Finding his own language to express his art
With fine, meticulous lines and traditionally styled Chinese ink wash skills, contemporary Chinese painter He Jiaying is known for his distinctive figurative works, usually modern Chinese women, nude and sometimes in pairs.
He’s art exploration echoes the evolution of Chinese contemporary art over the past four decades.
As a participant in and witness of the country’s development, he uses his brush to express his feelings and thoughts.
“To some extent, my art and I are growing with the country,” He said.
His teens were spent in the “cultural revolution” (1966-76), when he learnt basic skills to draw propaganda posters.
In 1974, the 17-year-old, like other “intellectual youth,” was sent to a remote village to “support China’s rural construction with knowledge.”
To dig trenches of 10 cubic meters was his daily job.
He always brought a pad to sketch the farmers and the landscapes, whenever he took a break.
In 1977, he was admitted to the Tianjin Art Academy as the last batch of farmer students, where he could finally dedicate heart and soul to painting.
“Like a sponge absorbing water, I learnt as much as I could,” he recalled.
He studied traditional gongbi (fine, meticulous line) Chinese painting, and devoted decades mastering the xieyi (freehand) painting technique.
With a goal of combining Chinese and Western styles and blending the precise-execution and freehand modes of painting, he synthesized Western realism and Chinese expressionism into a single style.
It is one that unites the precise and subtle with the bold and unrestrained.
The “Uplands” was a new exploration, both in theory and in practice, which goes contrary to traditional gongbi.
Inspired by the grandeur and solemnness of a mural exhibition he visited in Beijing in 1983, He entirely broke the conventional structure, layout and use of color of traditional Chinese painting.
The stone-laid dam and grass were all directly sketched from nature, while the black rocks were painted by a “waxing” method to render different layers of ink, which vividly revived the rock texture.
However, the old man and his pants were true gongbi lines.
“People might mistake it as an oil painting at first glance,” he said.
“But it is actually a Chinese ink one.”
The painting won him the grand award at the 6th National Arts Exhibition.
But he returned to tradition, instead of going further, after the “Uplands.”
“When I was learning more about Western painting, I started to look back again on the traditional Chinese style, which I found more open and profound,” he said.
In 1985, He painted “The Girl of Mizhi,” a more traditional one yet still with the painter’s unique interpretation.

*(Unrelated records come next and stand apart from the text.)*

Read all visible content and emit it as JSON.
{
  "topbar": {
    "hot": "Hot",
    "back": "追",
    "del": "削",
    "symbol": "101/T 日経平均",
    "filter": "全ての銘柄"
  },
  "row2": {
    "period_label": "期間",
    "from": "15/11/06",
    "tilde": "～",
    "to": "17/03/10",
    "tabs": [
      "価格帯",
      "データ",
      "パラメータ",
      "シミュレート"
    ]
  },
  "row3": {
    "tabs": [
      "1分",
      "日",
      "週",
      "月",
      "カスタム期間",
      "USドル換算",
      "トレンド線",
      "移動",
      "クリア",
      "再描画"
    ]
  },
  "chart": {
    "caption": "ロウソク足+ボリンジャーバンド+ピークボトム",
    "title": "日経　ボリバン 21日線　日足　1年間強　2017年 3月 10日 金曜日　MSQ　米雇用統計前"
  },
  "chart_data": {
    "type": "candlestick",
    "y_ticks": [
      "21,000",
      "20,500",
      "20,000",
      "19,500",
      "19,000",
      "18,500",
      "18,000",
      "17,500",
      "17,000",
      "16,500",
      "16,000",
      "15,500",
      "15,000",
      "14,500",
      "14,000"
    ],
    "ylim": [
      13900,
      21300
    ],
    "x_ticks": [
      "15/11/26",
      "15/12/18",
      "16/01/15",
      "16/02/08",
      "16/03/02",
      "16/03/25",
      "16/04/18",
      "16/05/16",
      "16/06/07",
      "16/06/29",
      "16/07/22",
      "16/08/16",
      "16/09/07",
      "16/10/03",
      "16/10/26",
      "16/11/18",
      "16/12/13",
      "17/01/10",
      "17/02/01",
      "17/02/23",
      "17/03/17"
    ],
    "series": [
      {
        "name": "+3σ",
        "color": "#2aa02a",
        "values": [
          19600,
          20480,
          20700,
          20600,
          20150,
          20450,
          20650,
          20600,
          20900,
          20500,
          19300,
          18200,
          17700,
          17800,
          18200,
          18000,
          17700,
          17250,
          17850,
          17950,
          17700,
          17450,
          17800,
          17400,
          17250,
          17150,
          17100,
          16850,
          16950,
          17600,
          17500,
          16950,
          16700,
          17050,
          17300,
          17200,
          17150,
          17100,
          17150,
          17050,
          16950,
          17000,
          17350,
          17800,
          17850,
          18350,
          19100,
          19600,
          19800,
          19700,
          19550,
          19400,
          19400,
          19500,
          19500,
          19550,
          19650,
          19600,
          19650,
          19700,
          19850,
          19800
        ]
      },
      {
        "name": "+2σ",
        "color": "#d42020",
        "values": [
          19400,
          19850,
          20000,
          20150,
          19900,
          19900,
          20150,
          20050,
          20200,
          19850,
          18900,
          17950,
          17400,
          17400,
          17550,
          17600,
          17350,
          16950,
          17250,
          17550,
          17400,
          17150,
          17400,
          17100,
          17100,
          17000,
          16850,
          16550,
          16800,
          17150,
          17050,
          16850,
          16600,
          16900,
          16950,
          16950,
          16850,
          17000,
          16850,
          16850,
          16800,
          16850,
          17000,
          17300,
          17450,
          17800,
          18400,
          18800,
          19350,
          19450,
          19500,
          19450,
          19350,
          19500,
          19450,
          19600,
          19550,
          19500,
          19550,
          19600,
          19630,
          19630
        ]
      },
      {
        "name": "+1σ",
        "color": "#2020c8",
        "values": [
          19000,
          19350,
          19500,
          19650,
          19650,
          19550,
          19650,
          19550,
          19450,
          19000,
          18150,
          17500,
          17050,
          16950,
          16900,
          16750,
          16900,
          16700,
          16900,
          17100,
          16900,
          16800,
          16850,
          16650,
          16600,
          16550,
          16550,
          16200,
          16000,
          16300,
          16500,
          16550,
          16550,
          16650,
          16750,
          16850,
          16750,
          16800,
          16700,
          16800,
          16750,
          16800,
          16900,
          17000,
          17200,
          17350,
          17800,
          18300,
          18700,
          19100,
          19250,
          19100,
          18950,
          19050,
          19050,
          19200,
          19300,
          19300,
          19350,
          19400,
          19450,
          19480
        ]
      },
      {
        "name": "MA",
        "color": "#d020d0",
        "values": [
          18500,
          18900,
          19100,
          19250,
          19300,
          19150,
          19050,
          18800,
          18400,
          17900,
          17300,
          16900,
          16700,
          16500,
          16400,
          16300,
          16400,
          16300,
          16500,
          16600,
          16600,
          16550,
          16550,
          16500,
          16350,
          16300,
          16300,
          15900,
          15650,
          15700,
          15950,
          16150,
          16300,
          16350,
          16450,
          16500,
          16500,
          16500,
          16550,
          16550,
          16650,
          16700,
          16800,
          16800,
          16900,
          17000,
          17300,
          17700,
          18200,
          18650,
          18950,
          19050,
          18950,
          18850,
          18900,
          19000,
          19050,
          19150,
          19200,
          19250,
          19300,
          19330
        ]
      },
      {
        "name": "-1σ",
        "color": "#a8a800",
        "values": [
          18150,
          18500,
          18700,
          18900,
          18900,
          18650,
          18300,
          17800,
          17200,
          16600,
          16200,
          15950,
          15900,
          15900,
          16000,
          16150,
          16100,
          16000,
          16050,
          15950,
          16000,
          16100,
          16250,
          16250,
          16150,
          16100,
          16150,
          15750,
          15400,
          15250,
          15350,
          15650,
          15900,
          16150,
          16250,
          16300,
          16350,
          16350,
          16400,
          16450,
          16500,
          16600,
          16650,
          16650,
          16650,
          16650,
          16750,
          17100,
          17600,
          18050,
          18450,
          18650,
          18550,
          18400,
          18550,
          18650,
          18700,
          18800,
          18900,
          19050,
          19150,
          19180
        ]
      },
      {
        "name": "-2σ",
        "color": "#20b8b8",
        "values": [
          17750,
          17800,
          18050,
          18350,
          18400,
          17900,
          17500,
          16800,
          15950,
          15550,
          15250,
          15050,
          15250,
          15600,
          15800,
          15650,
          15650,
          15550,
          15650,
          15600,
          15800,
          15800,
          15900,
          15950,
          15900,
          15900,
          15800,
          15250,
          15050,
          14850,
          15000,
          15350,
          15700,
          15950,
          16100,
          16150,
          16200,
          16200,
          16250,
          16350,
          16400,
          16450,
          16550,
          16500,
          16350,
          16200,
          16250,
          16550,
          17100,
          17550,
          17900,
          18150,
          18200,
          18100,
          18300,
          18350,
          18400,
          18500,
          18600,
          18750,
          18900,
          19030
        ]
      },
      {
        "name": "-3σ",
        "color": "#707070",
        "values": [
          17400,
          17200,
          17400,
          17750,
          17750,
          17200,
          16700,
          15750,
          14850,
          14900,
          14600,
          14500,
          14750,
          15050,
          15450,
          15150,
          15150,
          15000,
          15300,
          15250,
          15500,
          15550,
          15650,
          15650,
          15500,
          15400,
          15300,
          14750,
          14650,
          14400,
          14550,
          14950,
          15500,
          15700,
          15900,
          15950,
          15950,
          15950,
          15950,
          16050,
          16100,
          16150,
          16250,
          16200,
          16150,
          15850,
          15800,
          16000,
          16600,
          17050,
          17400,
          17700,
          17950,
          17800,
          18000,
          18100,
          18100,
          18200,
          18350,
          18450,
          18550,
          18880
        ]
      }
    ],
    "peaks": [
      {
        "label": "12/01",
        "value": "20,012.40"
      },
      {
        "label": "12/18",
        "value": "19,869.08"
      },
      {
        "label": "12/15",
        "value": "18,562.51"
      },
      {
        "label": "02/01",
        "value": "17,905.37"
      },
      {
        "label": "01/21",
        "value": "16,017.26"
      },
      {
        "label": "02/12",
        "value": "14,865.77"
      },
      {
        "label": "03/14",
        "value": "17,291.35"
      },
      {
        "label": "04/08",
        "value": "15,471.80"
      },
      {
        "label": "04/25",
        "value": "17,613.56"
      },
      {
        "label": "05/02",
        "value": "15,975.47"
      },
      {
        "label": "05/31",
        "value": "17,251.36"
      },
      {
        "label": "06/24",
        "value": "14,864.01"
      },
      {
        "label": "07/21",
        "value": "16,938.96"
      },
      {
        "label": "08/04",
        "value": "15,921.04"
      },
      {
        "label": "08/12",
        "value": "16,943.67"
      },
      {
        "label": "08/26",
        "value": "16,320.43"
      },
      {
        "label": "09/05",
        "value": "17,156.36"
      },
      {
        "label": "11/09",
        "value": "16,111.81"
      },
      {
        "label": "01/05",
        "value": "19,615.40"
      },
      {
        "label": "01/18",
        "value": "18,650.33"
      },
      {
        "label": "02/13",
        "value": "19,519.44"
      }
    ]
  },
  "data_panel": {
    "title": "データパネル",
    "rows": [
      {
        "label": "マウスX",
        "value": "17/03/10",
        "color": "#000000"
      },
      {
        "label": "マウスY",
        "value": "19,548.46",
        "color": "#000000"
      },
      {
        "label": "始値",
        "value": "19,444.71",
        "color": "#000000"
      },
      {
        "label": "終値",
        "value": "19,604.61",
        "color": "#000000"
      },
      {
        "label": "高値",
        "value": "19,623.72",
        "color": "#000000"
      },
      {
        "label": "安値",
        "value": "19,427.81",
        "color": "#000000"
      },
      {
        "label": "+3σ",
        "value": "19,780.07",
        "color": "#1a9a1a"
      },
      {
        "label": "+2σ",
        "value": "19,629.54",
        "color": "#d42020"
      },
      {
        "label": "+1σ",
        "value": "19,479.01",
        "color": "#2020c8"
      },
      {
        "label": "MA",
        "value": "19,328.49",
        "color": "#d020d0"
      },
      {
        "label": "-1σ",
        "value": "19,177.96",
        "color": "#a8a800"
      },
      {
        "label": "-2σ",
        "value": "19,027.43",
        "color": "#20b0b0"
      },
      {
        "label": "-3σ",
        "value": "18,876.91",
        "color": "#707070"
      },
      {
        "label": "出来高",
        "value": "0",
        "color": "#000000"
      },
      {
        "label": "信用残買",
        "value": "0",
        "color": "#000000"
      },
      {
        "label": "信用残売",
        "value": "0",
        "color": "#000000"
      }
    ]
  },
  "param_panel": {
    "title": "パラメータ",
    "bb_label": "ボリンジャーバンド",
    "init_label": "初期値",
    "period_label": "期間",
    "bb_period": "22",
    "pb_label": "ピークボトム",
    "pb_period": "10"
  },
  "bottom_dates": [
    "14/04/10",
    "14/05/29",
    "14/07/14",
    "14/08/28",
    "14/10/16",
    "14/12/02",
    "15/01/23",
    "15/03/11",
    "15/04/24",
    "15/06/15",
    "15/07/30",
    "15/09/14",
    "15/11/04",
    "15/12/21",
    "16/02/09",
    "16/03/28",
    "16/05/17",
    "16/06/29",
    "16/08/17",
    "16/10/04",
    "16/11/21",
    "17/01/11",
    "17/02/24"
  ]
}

With a diagonal composition, the picture depicts a woman in northwest China’s Shaanxi Province concentrating on sewing clothes at the bottom left, while in the upper-right corner the painter wrote a long inscription.
He pioneered a new style in this painting with fine, meticulous lines and the near-flat coloring technique, which helped highlight the traditional Chinese woman’s introverted and reserved personality.
The original model was a young woman he met on one field trip to the rural suburbs of Hebei Province.
“She was of traditional Chinese beauty, with a slender waist, big hips and sloping shoulders,” He recalled. “I observed her when she was doing the stitches and took pictures of her.”
Multiple field trips to China’s vast countryside during the early 1980s gave He great inspiration, and many of his well-known, award-winning paintings were finished at that time.
“I realized that Chinese gongbi has a great capacity to combine the Western and Chinese painting styles, the colors and the details, the old and the contemporary,” he said.
Always with an open mind and innovative spirit, He never stops his art exploration.
“Nightfall in Fall” in the early 1990s was another breakthrough in traditional Chinese painting, which took him three months to complete.
“To paint the girl’s woolen sweater took me one week,” he recalled.
He used lifen, a technique to create a relief-like effect by accumulating thick pigments, to highlight the white sweater’s texture. “People were stunned to find I used this technique because it was always applied in painting flower’s stamen or pistil,” He said.
The work was a huge success, pioneering a new style that inspired many younger painters.
“I think it’s important for an artist to explore his or her own artistic language of expression. For me, I’ve chosen gongbi, and try to find the conjunction of the Western and Chinese styles with my own interpretation,” He said.